Important tip: If you are writing a list of anything, make sure you have a title to it. You don’t want to go back to that list having forgotten what it is. Plus it tremendously helps the person reading what you’ve written. Being structured on the whiteboard is itself an art.
Now that you have a board, don’t forget to make eye contact with the interviewer. The board is just a tool to help convey your answer better, you’re still having a discussion with the interviewer.
Definitely practice on a whiteboard. Practice speaking to a friend while answering a question with a whiteboard. Get used to your style with the board. If you don’t have access to one at work, buy one. It’s definitely worth the investment.
Talking in Bullet points
Cracking the PM interview by Gayle Laackmann talks about this. This really is a great way to achieve structure when answering questions that do not have a previously defined structure.
The ‘Rule of 3’ is something that my boss shared with me and its super effective. Any more than 3 points, and people lose interest. 3 points are substantial to answer any question with solid justification.
This allows you to set the theme of your answer. Then you can follow with describing each of them. Finally summarize your points. The interviewer walks away completely clear about what your answer is.
Compare that to a paragraph style answer. Where does the answer start, its middle and end?
Take control of the interview
A big part of the job is making tough decisions and being able to justify it. The interviewers test that implicitly through ambiguous Product design questions where you are forced to make decisions about the target user, pain point, goals, and solutions. The burden of making the decision is on you, not on the interviewer.
Avoid: Do you think we should do this? OR I am choosing this, is this okay?
Better: Out of the choices, I am selecting X for A,B,C reason, let me know/stop me if you would like me to go in another direction.
Of course, the caveat to this is that don’t be adverse to taking feedback and adapting. That certainly is a very easy way to fail the interview.
What’s important is to be confident and be able to stick with your decisions and defend it with logical reasoning.
Be comfortable to get up and start using the whiteboard without being prompted to. Don’t confine yourself to sitting down and waiting for the interviewer to prompt you.
Tip: Onsite interviews can be quite long and tiring (over 5+ hours). When a new interviewer comes in the room, they are fresh and ready to go, but you might not be. Don’t hesitate to ask the interviewer if you could excuse yourself to go to the bathroom or get something to eat/drink. Its their job to manage the time they have and ask questions accordingly. Its your job to be in the best condition to answer those questions well.

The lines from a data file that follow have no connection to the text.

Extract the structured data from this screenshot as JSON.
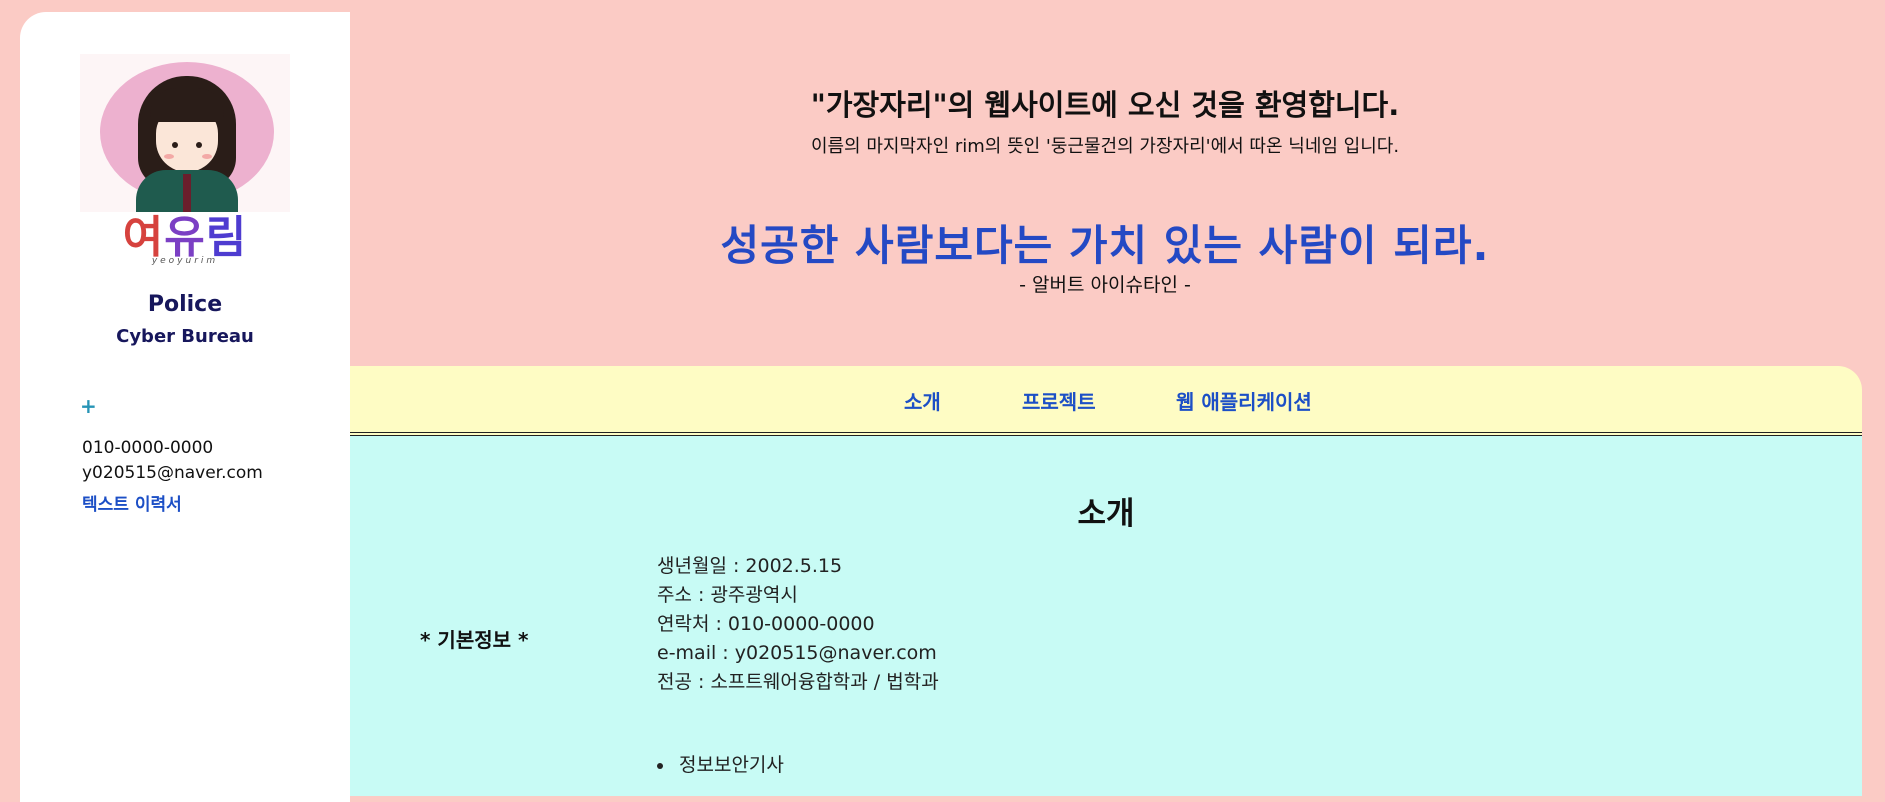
{
  "sidebar": {
    "logo": {
      "c1": "여",
      "c2": "유",
      "c3": "림",
      "sub": "yeoyurim"
    },
    "org_line1": "Police",
    "org_line2": "Cyber Bureau",
    "plus_label": "+",
    "phone": "010-0000-0000",
    "email": "y020515@naver.com",
    "resume_link": "텍스트 이력서"
  },
  "hero": {
    "welcome": "\"가장자리\"의 웹사이트에 오신 것을 환영합니다.",
    "subtitle": "이름의 마지막자인 rim의 뜻인 '둥근물건의 가장자리'에서 따온 닉네임 입니다.",
    "quote": "성공한 사람보다는 가치 있는 사람이 되라.",
    "quote_author": "- 알버트 아이슈타인 -"
  },
  "nav": {
    "items": [
      {
        "label": "소개"
      },
      {
        "label": "프로젝트"
      },
      {
        "label": "웹 애플리케이션"
      }
    ]
  },
  "main": {
    "section_title": "소개",
    "basic_label": "* 기본정보 *",
    "info": [
      "생년월일 : 2002.5.15",
      "주소 : 광주광역시",
      "연락처 : 010-0000-0000",
      "e-mail : y020515@naver.com",
      "전공 : 소프트웨어융합학과 / 법학과"
    ],
    "certs": [
      "정보보안기사"
    ]
  },
  "colors": {
    "page_bg": "#fbcbc5",
    "nav_bg": "#fefcc4",
    "content_bg": "#c8fbf5",
    "link": "#1c4fc6",
    "quote": "#2449c4",
    "org": "#17175c"
  }
}
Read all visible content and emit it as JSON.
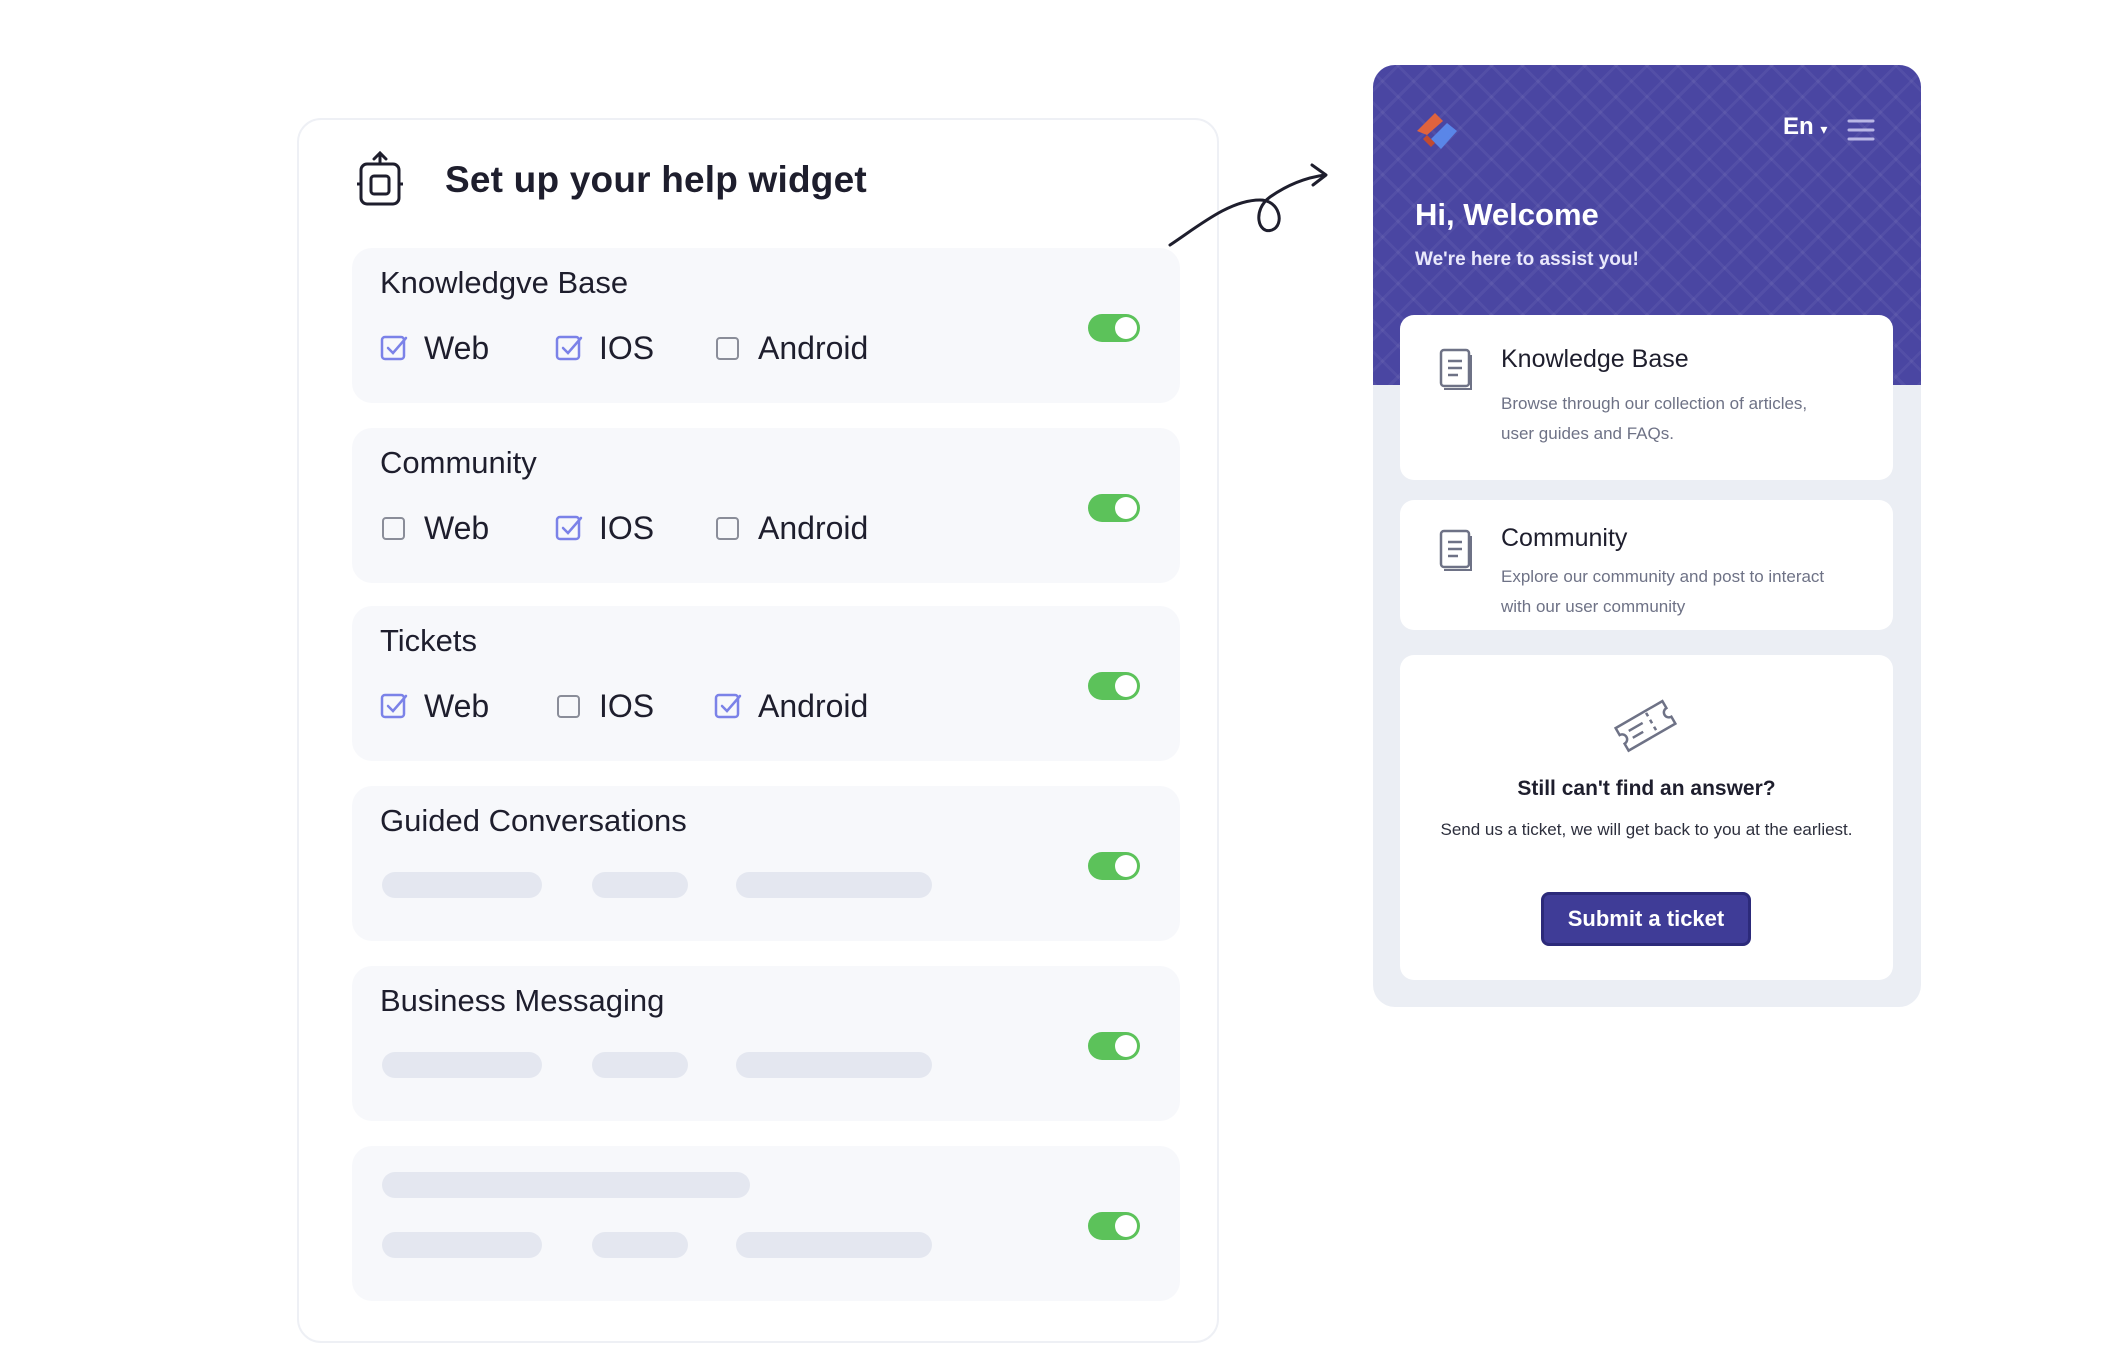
{
  "setup": {
    "title": "Set up your help widget",
    "icon": "setup-widget-icon",
    "sections": [
      {
        "name": "Knowledgve Base",
        "enabled": true,
        "options": [
          {
            "label": "Web",
            "checked": true
          },
          {
            "label": "IOS",
            "checked": true
          },
          {
            "label": "Android",
            "checked": false
          }
        ]
      },
      {
        "name": "Community",
        "enabled": true,
        "options": [
          {
            "label": "Web",
            "checked": false
          },
          {
            "label": "IOS",
            "checked": true
          },
          {
            "label": "Android",
            "checked": false
          }
        ]
      },
      {
        "name": "Tickets",
        "enabled": true,
        "options": [
          {
            "label": "Web",
            "checked": true
          },
          {
            "label": "IOS",
            "checked": false
          },
          {
            "label": "Android",
            "checked": true
          }
        ]
      },
      {
        "name": "Guided Conversations",
        "enabled": true
      },
      {
        "name": "Business Messaging",
        "enabled": true
      },
      {
        "name": "",
        "enabled": true
      }
    ]
  },
  "widget": {
    "language": "En",
    "greeting": "Hi, Welcome",
    "subgreeting": "We're here to assist you!",
    "cards": [
      {
        "title": "Knowledge Base",
        "description": "Browse through our collection of articles, user guides and FAQs.",
        "icon": "book-icon"
      },
      {
        "title": "Community",
        "description": "Explore our community and post to interact with our user community",
        "icon": "book-icon"
      }
    ],
    "ticket": {
      "title": "Still can't find an answer?",
      "description": "Send us a ticket, we will get back to you at the earliest.",
      "button": "Submit a ticket",
      "icon": "ticket-icon"
    }
  },
  "colors": {
    "brand": "#4a46a2",
    "button": "#3f3c97",
    "toggle_on": "#5cc25a",
    "checkbox": "#7b82e8",
    "logo_orange": "#e0633d"
  }
}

Ask interesting/ challenging questions
Almost all interviewers keep some time at the end of the interview for questions. Startups sometimes let you ask questions first.
Here are some things you can think about:
- How can I highlight my strengths: What role do you think will be best for me with my skill X in your company? What skills do similar PMs from my background use to succeed at your company? (good for candidates with startups experience)
- Ask the interviewer tough/interesting questions: What do you find difficult about being a PM here? If you were given a promotion at a competitor would you take it? How have you improved as a PM here?
- Insightful questions about the business: How do you plan to tackle the threat from your biggest competitor? How does the company address failure/or when things don’t work out.
Definitely be prepared with your questions. Don’t try to make them up on the spot. Read up on the interviewers background and see if there is something that you can find common ground on.
There are definitely a lot more behavioral traits which helped me perform well. Being enthusiastic, smiling and thanking/following up with my recruiters after interviews really helped.
If there are more skills that you think are important, would love to learn and discuss.